Any project with both Aaron Sorkin and John Krasinski behind it has our attention. But we were especially intrigued to learn last week that the pair are working with HBO on a miniseries about Hollywood’s most famous (and perhaps its most notorious) hotel, the Chateau Marmont. With its lavish bungalows and soundproof rooms, it’s long been a haven for celebrities behaving badly. Built in 1929 as an apartment complex and transformed into a hotel in 1931, the Chateau’s racy reputation was set by 1939, when Columbia Pictures honcho advised his talent,”If you must get in trouble, do it at the Chateau Marmont.” In anticipation of Sorkin and Krasinski’s miniseries, we’ve put together a brief cultural history of the hotel, from funny stories to tragic deaths.
Nathanael West writes The Day of the Locust (1939)
The Chateau Marmont was a haven for Hollywood types from the beginning, so it makes sense that Nathanael West checked into the hotel to write The Day of the Locust, his novel about eccentric wannabe stars during the Great Depression. Donald Sutherland and Karen Black starred in the 1975 big-screen adaptation.
A Rebel read-through at Chateau Marmont, via Jack Grinnage
James Dean auditions for Rebel Without a Cause (1955)
Nicholas Ray had a room in the Chateau in the ’50s, and that’s where James Dean showed up to audition for Rebel Without a Cause. That’s the day he met Natalie Wood — and he made a big impression by jumping in through the window of Bungalow Two.
Elizabeth Taylor nurses a wounded Montgomery Clift (1956)

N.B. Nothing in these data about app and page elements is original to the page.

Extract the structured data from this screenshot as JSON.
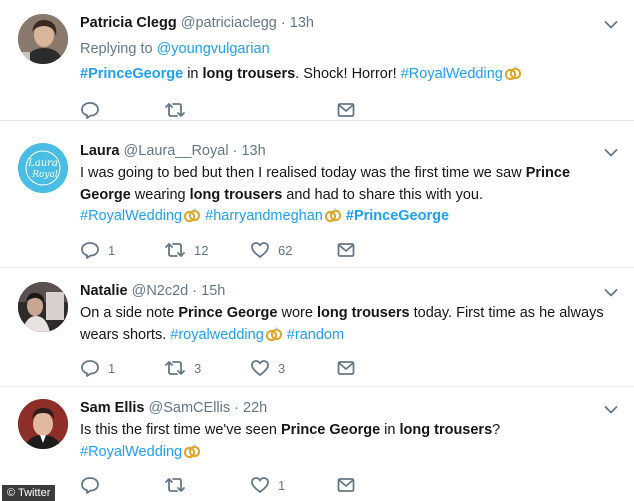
{
  "tweets": [
    {
      "name": "Patricia Clegg",
      "handle": "@patriciaclegg",
      "separator": "·",
      "time": "13h",
      "replying_prefix": "Replying to",
      "replying_to": "@youngvulgarian",
      "segments": {
        "s1": "#PrinceGeorge",
        "s2": " in ",
        "s3": "long trousers",
        "s4": ". Shock! Horror! ",
        "s5": "#RoyalWedding"
      },
      "retweets": "",
      "likes": "",
      "replies": ""
    },
    {
      "name": "Laura",
      "handle": "@Laura__Royal",
      "separator": "·",
      "time": "13h",
      "avatar_text": "Laura Royal",
      "segments": {
        "s1": "I was going to bed but then I realised today was the first time we saw ",
        "s2": "Prince George",
        "s3": " wearing ",
        "s4": "long trousers",
        "s5": " and had to share this with you.",
        "s6": "#RoyalWedding",
        "s7": "#harryandmeghan",
        "s8": "#PrinceGeorge"
      },
      "replies": "1",
      "retweets": "12",
      "likes": "62"
    },
    {
      "name": "Natalie",
      "handle": "@N2c2d",
      "separator": "·",
      "time": "15h",
      "segments": {
        "s1": "On a side note ",
        "s2": "Prince George",
        "s3": " wore ",
        "s4": "long trousers",
        "s5": " today. First time as he always wears shorts. ",
        "s6": "#royalwedding",
        "s7": "#random"
      },
      "replies": "1",
      "retweets": "3",
      "likes": "3"
    },
    {
      "name": "Sam Ellis",
      "handle": "@SamCEllis",
      "separator": "·",
      "time": "22h",
      "segments": {
        "s1": "Is this the first time we've seen ",
        "s2": "Prince George",
        "s3": " in ",
        "s4": "long trousers",
        "s5": "?",
        "s6": "#RoyalWedding"
      },
      "replies": "",
      "retweets": "",
      "likes": "1"
    }
  ],
  "credit": "© Twitter",
  "colors": {
    "link": "#1da1f2",
    "muted": "#657786",
    "text": "#14171a",
    "ring_gold": "#e0a52b"
  },
  "icons": [
    "reply-icon",
    "retweet-icon",
    "like-icon",
    "message-icon",
    "chevron-down-icon",
    "wedding-rings-icon"
  ]
}
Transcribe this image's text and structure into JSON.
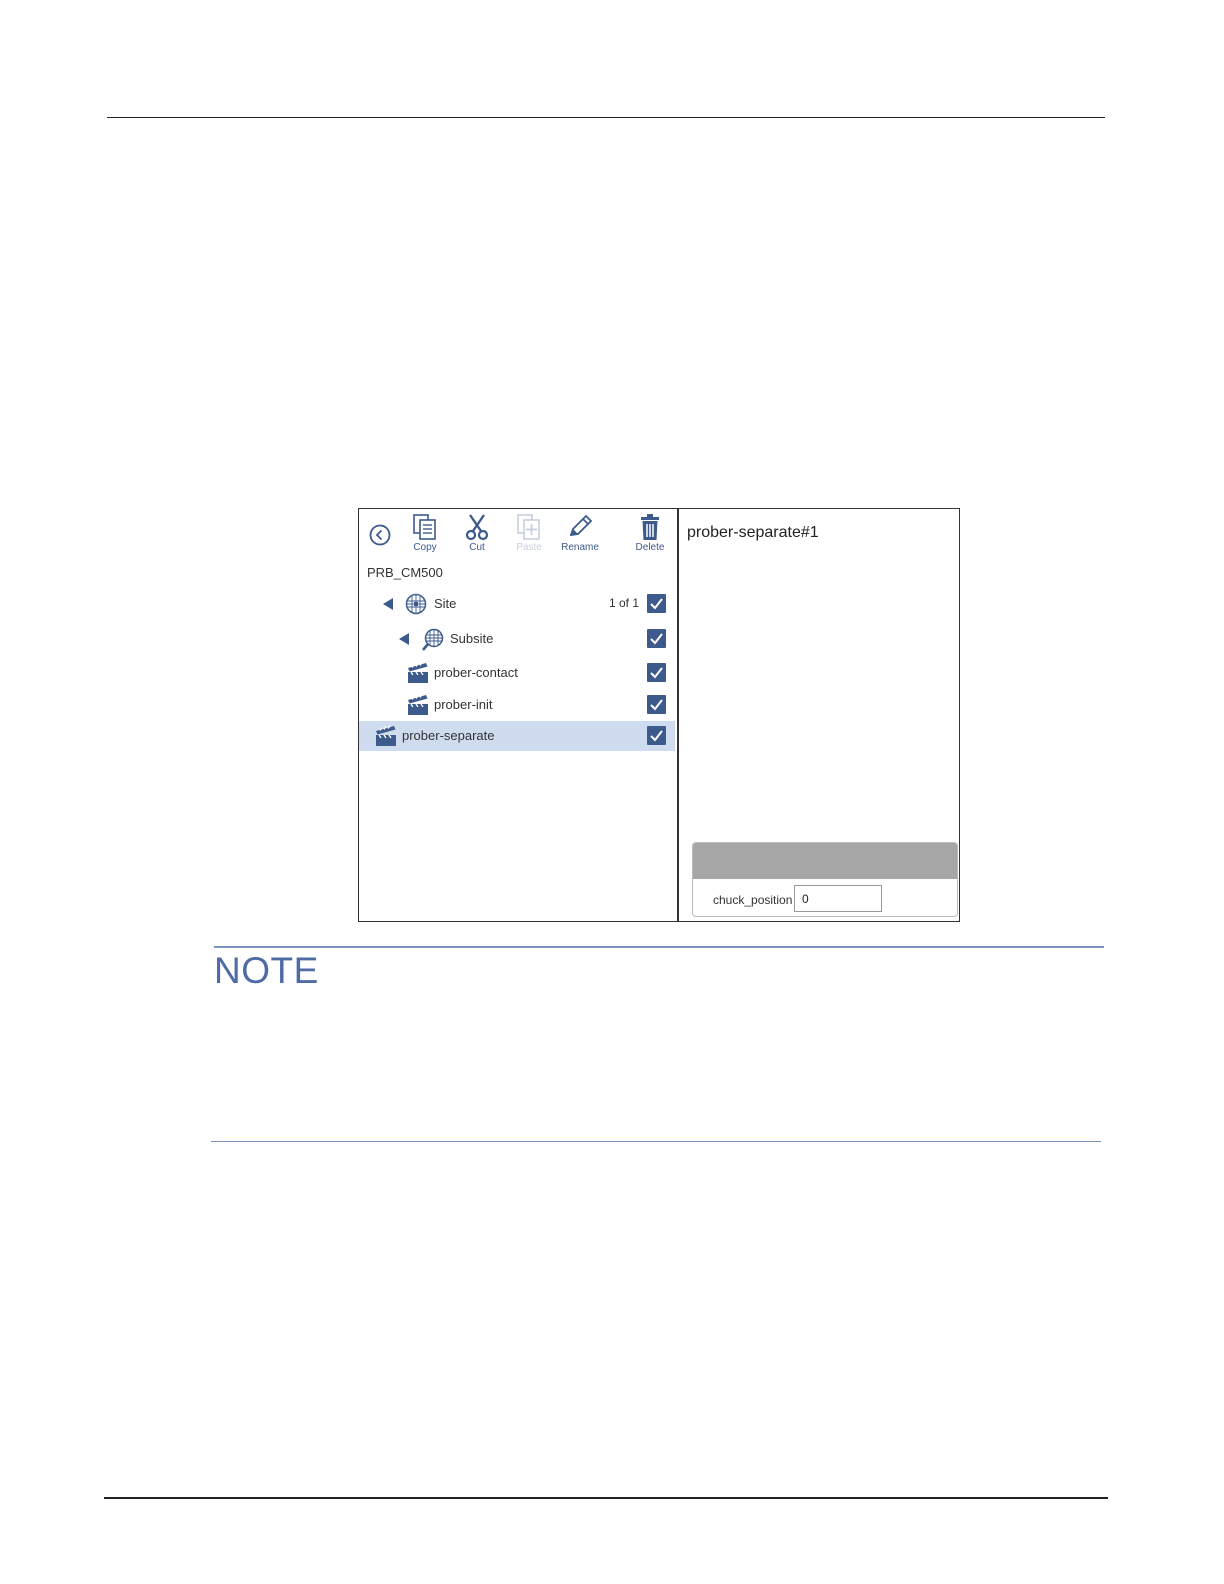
{
  "toolbar": {
    "copy_label": "Copy",
    "cut_label": "Cut",
    "paste_label": "Paste",
    "rename_label": "Rename",
    "delete_label": "Delete"
  },
  "tree": {
    "root": "PRB_CM500",
    "site": {
      "label": "Site",
      "count": "1 of 1",
      "checked": true
    },
    "subsite": {
      "label": "Subsite",
      "checked": true
    },
    "items": [
      {
        "label": "prober-contact",
        "checked": true
      },
      {
        "label": "prober-init",
        "checked": true
      },
      {
        "label": "prober-separate",
        "checked": true,
        "selected": true
      }
    ]
  },
  "details": {
    "title": "prober-separate#1",
    "param_label": "chuck_position",
    "param_value": "0"
  },
  "note": {
    "title": "NOTE"
  },
  "colors": {
    "accent": "#3d5a8c",
    "selected_row": "#cfdcef",
    "note_blue": "#4e6ba6"
  }
}
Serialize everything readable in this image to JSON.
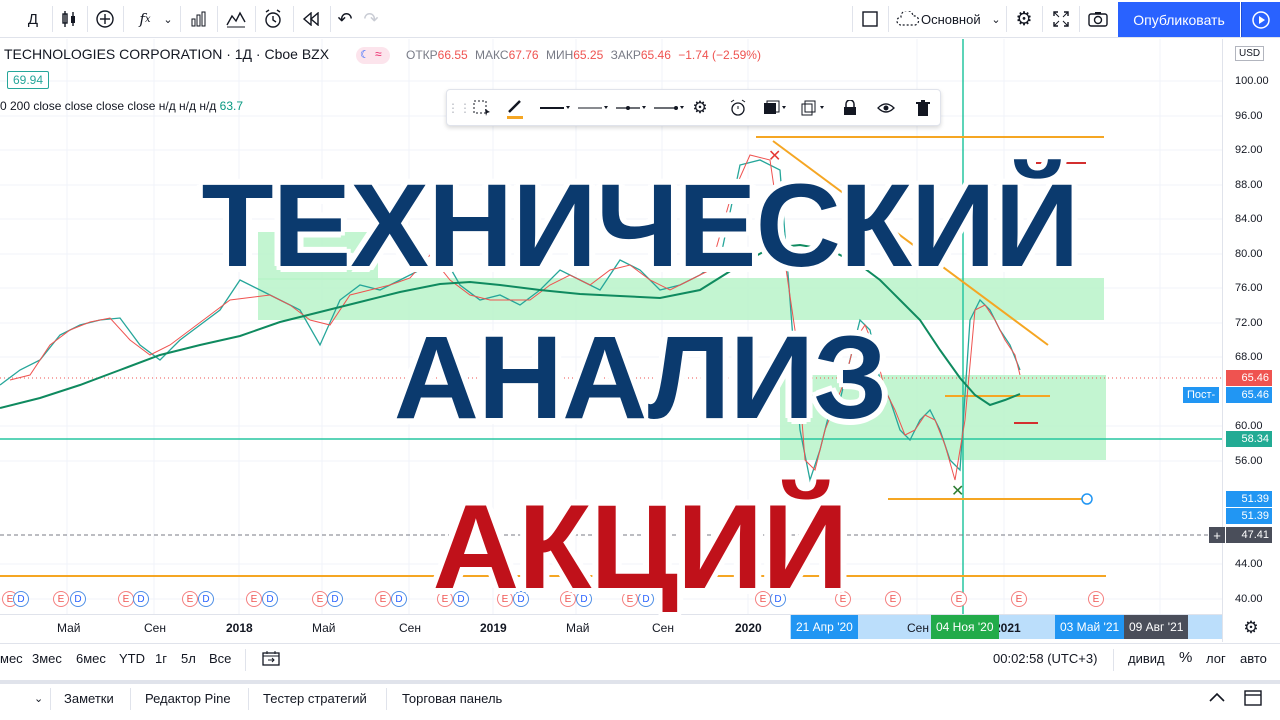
{
  "toolbar": {
    "interval": "Д",
    "layout_label": "Основной",
    "publish_label": "Опубликовать"
  },
  "symbol": {
    "title": "TECHNOLOGIES CORPORATION · 1Д · Cboe BZX",
    "ohlc_open_label": "ОТКР",
    "ohlc_open": "66.55",
    "ohlc_high_label": "МАКС",
    "ohlc_high": "67.76",
    "ohlc_low_label": "МИН",
    "ohlc_low": "65.25",
    "ohlc_close_label": "ЗАКР",
    "ohlc_close": "65.46",
    "ohlc_change": "−1.74 (−2.59%)",
    "last_tag": "69.94",
    "ma_text": "0 200 close close close close  н/д  н/д  н/д",
    "ma_value": "63.7"
  },
  "price_scale": {
    "currency": "USD",
    "labels": [
      "100.00",
      "96.00",
      "92.00",
      "88.00",
      "84.00",
      "80.00",
      "76.00",
      "72.00",
      "68.00",
      "60.00",
      "56.00",
      "44.00",
      "40.00"
    ],
    "tag_current": "65.46",
    "tag_post_label": "Пост-",
    "tag_post": "65.46",
    "tag_line": "58.34",
    "tag_a": "51.39",
    "tag_b": "51.39",
    "tag_cross": "47.41",
    "cross_plus": "+"
  },
  "time_scale": {
    "labels": [
      "Май",
      "Сен",
      "2018",
      "Май",
      "Сен",
      "2019",
      "Май",
      "Сен",
      "2020",
      "Сен",
      "2021"
    ],
    "tag_start": "21 Апр '20",
    "tag_mid": "04 Ноя '20",
    "tag_end1": "03 Май '21",
    "tag_end2": "09 Авг '21"
  },
  "range_bar": {
    "items": [
      "мес",
      "3мес",
      "6мес",
      "YTD",
      "1г",
      "5л",
      "Все"
    ],
    "clock": "00:02:58 (UTC+3)",
    "right": [
      "дивид",
      "%",
      "лог",
      "авто"
    ]
  },
  "panel": {
    "tabs": [
      "Заметки",
      "Редактор Pine",
      "Тестер стратегий",
      "Торговая панель"
    ]
  },
  "overlay": {
    "line1": "ТЕХНИЧЕСКИЙ",
    "line2": "АНАЛИЗ",
    "line3": "АКЦИЙ"
  },
  "colors": {
    "accent": "#2962ff",
    "title_blue": "#0b3a6e",
    "title_red": "#c0111a",
    "zone_green": "#b9f3c9",
    "ma_green": "#0f8a5f",
    "line_orange": "#f5a623"
  }
}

During the filming of Raintree County, Montgomery Clift crashed his car into a telephone pole after leaving a party at Elizabeth Taylor’s house. When she heard that he was injured, Taylor rescued him from the site of the smash-up, saving him from choking on his own tooth. She then took Clift to the safe haven of the Chateau Marmont, where she nursed him as he recovered from several facial wounds and fractures.
Jim Morrison in his closet at the Chateau Marmont. Photo by Art Kane, via NME

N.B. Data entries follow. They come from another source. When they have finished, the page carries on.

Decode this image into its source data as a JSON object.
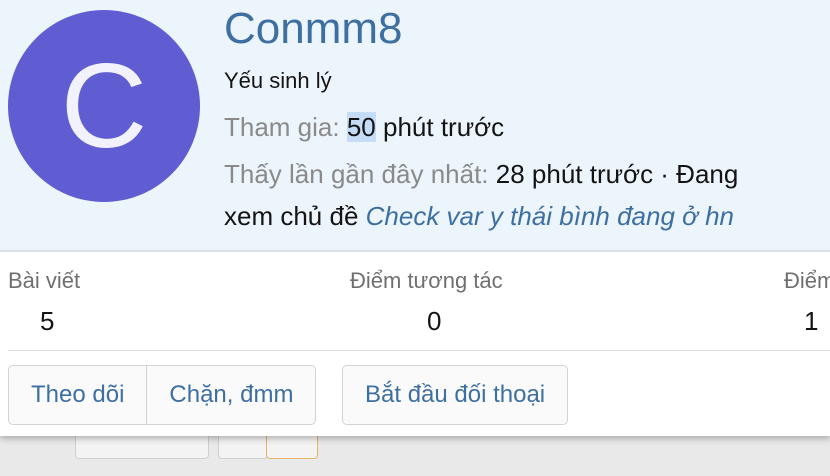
{
  "profile": {
    "avatar_letter": "C",
    "username": "Conmm8",
    "user_title": "Yếu sinh lý",
    "joined_label": "Tham gia:",
    "joined_value_highlight": "50",
    "joined_value_rest": " phút trước",
    "last_seen_label": "Thấy lần gần đây nhất:",
    "last_seen_value": "28 phút trước · Đang",
    "activity_prefix": "xem chủ đề ",
    "activity_thread": "Check var y thái bình đang ở hn",
    "avatar_color": "#5f5dd1",
    "link_color": "#3e6fa1"
  },
  "stats": [
    {
      "label": "Bài viết",
      "value": "5"
    },
    {
      "label": "Điểm tương tác",
      "value": "0"
    },
    {
      "label": "Điểm",
      "value": "1"
    }
  ],
  "actions": {
    "follow": "Theo dõi",
    "block": "Chặn, đmm",
    "start_conversation": "Bắt đầu đối thoại"
  }
}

Jim Morrison hurts himself (late ’60s)
James Dean wasn’t the only bad boy who tried to enter a hotel room through the window — although he did have more success than Jim Morrison, who permanently injured his back attempting swing in from the roof via a drain pipe. He later said that incident used up “the eighth of my nine lives.”
The Chateau inspires California’s rock stars (’70s)
Throughout the ’70s, as the Chateau sank into disrepair, it became a clubhouse for California’s many debauched musicians. Gram Parsons shot the cover photo for his debut solo album, 1973’s GP, in the hotel lobby. Although it’s never been confirmed, the consensus is that The Eagles’ “Hotel California” is about the Chateau, and it popped up in the lyrics (“I’m looking for a chateau, 21 rooms but one will do”) to the Grateful Dead’s “West L.A. Fadeaway,” off of their 1987 album, In the Dark. Led Zeppelin, meanwhile, rode their motorcycles through the lobby one (inevitably substance-influenced) night.
The death of John Belushi (1982)
Among the Chateau’s many dark tales, none is sadder than John Belushi’s. The legendary comedian died on March 5, 1982 in Bungalow 3, after a night of partying that included Robin Williams, Robert Deniro — and a speedball overdose.
Annie Leibowitz shoots Demi Moore’s “birthday suit” Vanity Fair cover (1992)
Glance at this cover for a moment and you may see Demi Moore wearing a man’s suit. But give it a real once over and you’ll see she’s only wearing head-to-toe body paint, expertly applied by the makeup artist Joanne Gair. The shoot took an entire week at the Chateau; the suit took 15 hours to paint, and Moore had to sleep in the paint.
A.M. Homes’s Los Angeles: People, Places, and the Castle on the Hill (2002)
The Chateau’s influence on literature has extended well into the 21st century, with A.M. Homes (best known for her fiction) checking into the hotel and using it as a backdrop for her exploration of the strange world that is Los Angeles — and what the city says about America as a whole. You can read an excerpt of the book at Homes’s website.
Helmut Newton at the Chateau
The death of Helmut Newton (2004)
Sadly, John Belushi wasn’t the only celebrity to take his last breath at the Chateau. Helmut Newton, who lived at the hotel for several years at the end of his life, died on January 23, 2004, when he lost control of his Cadillac and smashed into a wall in the hotel’s driveway. The renowned fashion photographer was 83.
Sofia Coppola’s Somewhere (2010)
The Chateau Marmont served as the setting for Coppola’s latest film, which stars Stephen Dorff as Johnny Marco, a jaded and disconnected actor whose young daughter comes to live with him in the hotel. The filmmaker and her team often referred to the Chateau as the “third character” in the movie. Coppola, meanwhile, had a great deal of experience with the place going into the project — she celebrated her 21st birthday there.